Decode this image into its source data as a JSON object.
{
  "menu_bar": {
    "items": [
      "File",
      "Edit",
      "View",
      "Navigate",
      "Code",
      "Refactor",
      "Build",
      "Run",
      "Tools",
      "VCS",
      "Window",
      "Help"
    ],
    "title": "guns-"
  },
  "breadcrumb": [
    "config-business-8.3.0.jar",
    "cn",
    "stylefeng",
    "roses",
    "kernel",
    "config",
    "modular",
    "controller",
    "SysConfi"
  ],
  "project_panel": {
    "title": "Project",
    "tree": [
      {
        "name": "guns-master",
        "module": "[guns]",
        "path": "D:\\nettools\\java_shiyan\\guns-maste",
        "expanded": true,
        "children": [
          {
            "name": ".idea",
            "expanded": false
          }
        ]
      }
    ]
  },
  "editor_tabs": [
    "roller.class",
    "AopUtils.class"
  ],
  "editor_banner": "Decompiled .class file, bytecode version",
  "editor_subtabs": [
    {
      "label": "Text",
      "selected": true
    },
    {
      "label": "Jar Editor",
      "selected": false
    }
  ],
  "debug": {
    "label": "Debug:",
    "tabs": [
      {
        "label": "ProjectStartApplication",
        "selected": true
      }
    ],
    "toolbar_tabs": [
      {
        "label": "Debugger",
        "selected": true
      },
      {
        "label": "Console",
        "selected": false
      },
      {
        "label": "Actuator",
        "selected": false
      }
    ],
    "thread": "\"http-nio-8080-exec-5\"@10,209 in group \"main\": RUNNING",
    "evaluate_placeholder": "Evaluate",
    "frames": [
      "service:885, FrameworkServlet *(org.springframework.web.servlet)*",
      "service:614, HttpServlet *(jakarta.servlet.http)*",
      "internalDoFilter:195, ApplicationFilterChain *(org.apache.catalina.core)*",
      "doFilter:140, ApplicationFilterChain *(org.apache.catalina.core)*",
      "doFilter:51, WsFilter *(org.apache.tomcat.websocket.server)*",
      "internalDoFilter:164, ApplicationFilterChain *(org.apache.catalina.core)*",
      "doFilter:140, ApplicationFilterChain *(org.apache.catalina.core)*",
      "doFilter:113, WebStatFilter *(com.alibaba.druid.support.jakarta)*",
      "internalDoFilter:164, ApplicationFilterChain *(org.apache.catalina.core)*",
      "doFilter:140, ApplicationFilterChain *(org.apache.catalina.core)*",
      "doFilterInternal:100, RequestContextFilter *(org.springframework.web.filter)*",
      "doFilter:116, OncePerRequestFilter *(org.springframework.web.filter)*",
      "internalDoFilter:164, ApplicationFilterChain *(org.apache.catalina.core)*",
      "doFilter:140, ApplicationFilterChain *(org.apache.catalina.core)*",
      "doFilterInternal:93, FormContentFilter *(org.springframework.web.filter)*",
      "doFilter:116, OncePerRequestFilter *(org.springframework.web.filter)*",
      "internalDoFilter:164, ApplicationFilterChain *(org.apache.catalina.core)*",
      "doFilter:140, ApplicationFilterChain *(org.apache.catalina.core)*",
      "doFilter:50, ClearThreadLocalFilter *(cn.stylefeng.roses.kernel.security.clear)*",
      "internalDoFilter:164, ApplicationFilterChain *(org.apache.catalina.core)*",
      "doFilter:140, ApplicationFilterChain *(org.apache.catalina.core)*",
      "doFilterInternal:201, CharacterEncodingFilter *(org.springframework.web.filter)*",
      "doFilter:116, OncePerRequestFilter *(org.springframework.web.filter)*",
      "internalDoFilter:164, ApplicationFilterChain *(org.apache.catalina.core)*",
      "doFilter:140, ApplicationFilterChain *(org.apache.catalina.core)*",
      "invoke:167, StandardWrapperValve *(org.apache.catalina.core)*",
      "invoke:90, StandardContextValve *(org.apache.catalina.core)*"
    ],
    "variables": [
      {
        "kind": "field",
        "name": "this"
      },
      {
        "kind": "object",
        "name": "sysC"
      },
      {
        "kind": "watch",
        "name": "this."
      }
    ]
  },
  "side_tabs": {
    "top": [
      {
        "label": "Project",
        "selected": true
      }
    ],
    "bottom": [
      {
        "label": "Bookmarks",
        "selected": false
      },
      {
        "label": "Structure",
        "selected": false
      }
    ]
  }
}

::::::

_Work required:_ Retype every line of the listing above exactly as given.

_Answer section:_
Decode this image into its source data as a JSON object.
{
  "menu_bar": {
    "items": [
      "File",
      "Edit",
      "View",
      "Navigate",
      "Code",
      "Refactor",
      "Build",
      "Run",
      "Tools",
      "VCS",
      "Window",
      "Help"
    ],
    "title": "guns-"
  },
  "breadcrumb": [
    "config-business-8.3.0.jar",
    "cn",
    "stylefeng",
    "roses",
    "kernel",
    "config",
    "modular",
    "controller",
    "SysConfi"
  ],
  "project_panel": {
    "title": "Project",
    "tree": [
      {
        "name": "guns-master",
        "module": "[guns]",
        "path": "D:\\nettools\\java_shiyan\\guns-maste",
        "expanded": true,
        "children": [
          {
            "name": ".idea",
            "expanded": false
          }
        ]
      }
    ]
  },
  "editor_tabs": [
    "roller.class",
    "AopUtils.class"
  ],
  "editor_banner": "Decompiled .class file, bytecode version",
  "editor_subtabs": [
    {
      "label": "Text",
      "selected": true
    },
    {
      "label": "Jar Editor",
      "selected": false
    }
  ],
  "debug": {
    "label": "Debug:",
    "tabs": [
      {
        "label": "ProjectStartApplication",
        "selected": true
      }
    ],
    "toolbar_tabs": [
      {
        "label": "Debugger",
        "selected": true
      },
      {
        "label": "Console",
        "selected": false
      },
      {
        "label": "Actuator",
        "selected": false
      }
    ],
    "thread": "\"http-nio-8080-exec-5\"@10,209 in group \"main\": RUNNING",
    "evaluate_placeholder": "Evaluate",
    "frames": [
      "service:885, FrameworkServlet *(org.springframework.web.servlet)*",
      "service:614, HttpServlet *(jakarta.servlet.http)*",
      "internalDoFilter:195, ApplicationFilterChain *(org.apache.catalina.core)*",
      "doFilter:140, ApplicationFilterChain *(org.apache.catalina.core)*",
      "doFilter:51, WsFilter *(org.apache.tomcat.websocket.server)*",
      "internalDoFilter:164, ApplicationFilterChain *(org.apache.catalina.core)*",
      "doFilter:140, ApplicationFilterChain *(org.apache.catalina.core)*",
      "doFilter:113, WebStatFilter *(com.alibaba.druid.support.jakarta)*",
      "internalDoFilter:164, ApplicationFilterChain *(org.apache.catalina.core)*",
      "doFilter:140, ApplicationFilterChain *(org.apache.catalina.core)*",
      "doFilterInternal:100, RequestContextFilter *(org.springframework.web.filter)*",
      "doFilter:116, OncePerRequestFilter *(org.springframework.web.filter)*",
      "internalDoFilter:164, ApplicationFilterChain *(org.apache.catalina.core)*",
      "doFilter:140, ApplicationFilterChain *(org.apache.catalina.core)*",
      "doFilterInternal:93, FormContentFilter *(org.springframework.web.filter)*",
      "doFilter:116, OncePerRequestFilter *(org.springframework.web.filter)*",
      "internalDoFilter:164, ApplicationFilterChain *(org.apache.catalina.core)*",
      "doFilter:140, ApplicationFilterChain *(org.apache.catalina.core)*",
      "doFilter:50, ClearThreadLocalFilter *(cn.stylefeng.roses.kernel.security.clear)*",
      "internalDoFilter:164, ApplicationFilterChain *(org.apache.catalina.core)*",
      "doFilter:140, ApplicationFilterChain *(org.apache.catalina.core)*",
      "doFilterInternal:201, CharacterEncodingFilter *(org.springframework.web.filter)*",
      "doFilter:116, OncePerRequestFilter *(org.springframework.web.filter)*",
      "internalDoFilter:164, ApplicationFilterChain *(org.apache.catalina.core)*",
      "doFilter:140, ApplicationFilterChain *(org.apache.catalina.core)*",
      "invoke:167, StandardWrapperValve *(org.apache.catalina.core)*",
      "invoke:90, StandardContextValve *(org.apache.catalina.core)*"
    ],
    "variables": [
      {
        "kind": "field",
        "name": "this"
      },
      {
        "kind": "object",
        "name": "sysC"
      },
      {
        "kind": "watch",
        "name": "this."
      }
    ]
  },
  "side_tabs": {
    "top": [
      {
        "label": "Project",
        "selected": true
      }
    ],
    "bottom": [
      {
        "label": "Bookmarks",
        "selected": false
      },
      {
        "label": "Structure",
        "selected": false
      }
    ]
  }
}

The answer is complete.